§ **What the task requires**:
Precise copying is required. Return the data below in full.

Stored entries
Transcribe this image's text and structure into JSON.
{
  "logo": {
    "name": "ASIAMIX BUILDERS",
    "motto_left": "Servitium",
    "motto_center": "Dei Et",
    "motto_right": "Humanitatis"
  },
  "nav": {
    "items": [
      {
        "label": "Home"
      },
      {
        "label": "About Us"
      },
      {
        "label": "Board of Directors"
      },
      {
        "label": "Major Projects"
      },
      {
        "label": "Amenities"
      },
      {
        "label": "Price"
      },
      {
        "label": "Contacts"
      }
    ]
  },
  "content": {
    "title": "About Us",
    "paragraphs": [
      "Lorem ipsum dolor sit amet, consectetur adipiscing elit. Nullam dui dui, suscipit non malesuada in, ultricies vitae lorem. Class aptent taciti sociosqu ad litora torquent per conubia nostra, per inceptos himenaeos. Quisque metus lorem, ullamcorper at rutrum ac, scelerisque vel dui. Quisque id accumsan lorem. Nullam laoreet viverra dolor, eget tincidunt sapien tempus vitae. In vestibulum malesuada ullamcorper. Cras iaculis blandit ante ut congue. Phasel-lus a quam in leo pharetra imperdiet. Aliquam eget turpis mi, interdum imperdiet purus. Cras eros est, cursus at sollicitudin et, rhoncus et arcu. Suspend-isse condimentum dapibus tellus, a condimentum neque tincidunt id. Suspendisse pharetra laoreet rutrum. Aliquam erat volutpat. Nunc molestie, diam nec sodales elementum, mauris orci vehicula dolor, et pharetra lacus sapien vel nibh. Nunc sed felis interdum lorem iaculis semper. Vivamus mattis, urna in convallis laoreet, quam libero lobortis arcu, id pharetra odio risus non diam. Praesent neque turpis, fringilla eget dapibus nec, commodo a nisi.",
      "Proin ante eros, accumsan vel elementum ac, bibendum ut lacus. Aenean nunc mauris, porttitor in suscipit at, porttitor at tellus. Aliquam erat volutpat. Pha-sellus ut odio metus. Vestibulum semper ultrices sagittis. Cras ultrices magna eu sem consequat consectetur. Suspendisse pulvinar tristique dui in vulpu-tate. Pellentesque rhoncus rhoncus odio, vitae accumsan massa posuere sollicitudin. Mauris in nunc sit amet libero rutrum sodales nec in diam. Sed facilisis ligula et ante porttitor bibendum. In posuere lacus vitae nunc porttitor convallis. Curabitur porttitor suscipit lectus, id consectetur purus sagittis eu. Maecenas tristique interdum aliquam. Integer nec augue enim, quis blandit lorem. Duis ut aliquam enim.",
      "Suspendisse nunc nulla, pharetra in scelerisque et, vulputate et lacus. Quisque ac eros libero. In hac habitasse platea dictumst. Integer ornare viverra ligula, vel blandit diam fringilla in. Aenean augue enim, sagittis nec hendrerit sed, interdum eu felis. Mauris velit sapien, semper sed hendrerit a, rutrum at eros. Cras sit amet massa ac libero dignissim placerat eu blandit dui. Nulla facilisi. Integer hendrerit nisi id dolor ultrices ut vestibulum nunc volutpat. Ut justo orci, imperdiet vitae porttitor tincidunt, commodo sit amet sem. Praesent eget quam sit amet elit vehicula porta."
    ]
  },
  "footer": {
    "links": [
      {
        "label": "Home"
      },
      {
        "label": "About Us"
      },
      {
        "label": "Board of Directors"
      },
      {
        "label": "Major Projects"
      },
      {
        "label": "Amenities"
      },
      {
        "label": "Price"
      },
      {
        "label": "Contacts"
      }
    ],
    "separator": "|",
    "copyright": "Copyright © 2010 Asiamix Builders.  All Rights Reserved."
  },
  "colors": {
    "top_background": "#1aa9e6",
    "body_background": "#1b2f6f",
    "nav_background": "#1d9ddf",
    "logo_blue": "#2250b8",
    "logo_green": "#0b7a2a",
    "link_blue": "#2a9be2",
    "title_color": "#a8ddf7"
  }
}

§ **Solution**:
Transcribe this image's text and structure into JSON.
{
  "logo": {
    "name": "ASIAMIX BUILDERS",
    "motto_left": "Servitium",
    "motto_center": "Dei Et",
    "motto_right": "Humanitatis"
  },
  "nav": {
    "items": [
      {
        "label": "Home"
      },
      {
        "label": "About Us"
      },
      {
        "label": "Board of Directors"
      },
      {
        "label": "Major Projects"
      },
      {
        "label": "Amenities"
      },
      {
        "label": "Price"
      },
      {
        "label": "Contacts"
      }
    ]
  },
  "content": {
    "title": "About Us",
    "paragraphs": [
      "Lorem ipsum dolor sit amet, consectetur adipiscing elit. Nullam dui dui, suscipit non malesuada in, ultricies vitae lorem. Class aptent taciti sociosqu ad litora torquent per conubia nostra, per inceptos himenaeos. Quisque metus lorem, ullamcorper at rutrum ac, scelerisque vel dui. Quisque id accumsan lorem. Nullam laoreet viverra dolor, eget tincidunt sapien tempus vitae. In vestibulum malesuada ullamcorper. Cras iaculis blandit ante ut congue. Phasel-lus a quam in leo pharetra imperdiet. Aliquam eget turpis mi, interdum imperdiet purus. Cras eros est, cursus at sollicitudin et, rhoncus et arcu. Suspend-isse condimentum dapibus tellus, a condimentum neque tincidunt id. Suspendisse pharetra laoreet rutrum. Aliquam erat volutpat. Nunc molestie, diam nec sodales elementum, mauris orci vehicula dolor, et pharetra lacus sapien vel nibh. Nunc sed felis interdum lorem iaculis semper. Vivamus mattis, urna in convallis laoreet, quam libero lobortis arcu, id pharetra odio risus non diam. Praesent neque turpis, fringilla eget dapibus nec, commodo a nisi.",
      "Proin ante eros, accumsan vel elementum ac, bibendum ut lacus. Aenean nunc mauris, porttitor in suscipit at, porttitor at tellus. Aliquam erat volutpat. Pha-sellus ut odio metus. Vestibulum semper ultrices sagittis. Cras ultrices magna eu sem consequat consectetur. Suspendisse pulvinar tristique dui in vulpu-tate. Pellentesque rhoncus rhoncus odio, vitae accumsan massa posuere sollicitudin. Mauris in nunc sit amet libero rutrum sodales nec in diam. Sed facilisis ligula et ante porttitor bibendum. In posuere lacus vitae nunc porttitor convallis. Curabitur porttitor suscipit lectus, id consectetur purus sagittis eu. Maecenas tristique interdum aliquam. Integer nec augue enim, quis blandit lorem. Duis ut aliquam enim.",
      "Suspendisse nunc nulla, pharetra in scelerisque et, vulputate et lacus. Quisque ac eros libero. In hac habitasse platea dictumst. Integer ornare viverra ligula, vel blandit diam fringilla in. Aenean augue enim, sagittis nec hendrerit sed, interdum eu felis. Mauris velit sapien, semper sed hendrerit a, rutrum at eros. Cras sit amet massa ac libero dignissim placerat eu blandit dui. Nulla facilisi. Integer hendrerit nisi id dolor ultrices ut vestibulum nunc volutpat. Ut justo orci, imperdiet vitae porttitor tincidunt, commodo sit amet sem. Praesent eget quam sit amet elit vehicula porta."
    ]
  },
  "footer": {
    "links": [
      {
        "label": "Home"
      },
      {
        "label": "About Us"
      },
      {
        "label": "Board of Directors"
      },
      {
        "label": "Major Projects"
      },
      {
        "label": "Amenities"
      },
      {
        "label": "Price"
      },
      {
        "label": "Contacts"
      }
    ],
    "separator": "|",
    "copyright": "Copyright © 2010 Asiamix Builders.  All Rights Reserved."
  },
  "colors": {
    "top_background": "#1aa9e6",
    "body_background": "#1b2f6f",
    "nav_background": "#1d9ddf",
    "logo_blue": "#2250b8",
    "logo_green": "#0b7a2a",
    "link_blue": "#2a9be2",
    "title_color": "#a8ddf7"
  }
}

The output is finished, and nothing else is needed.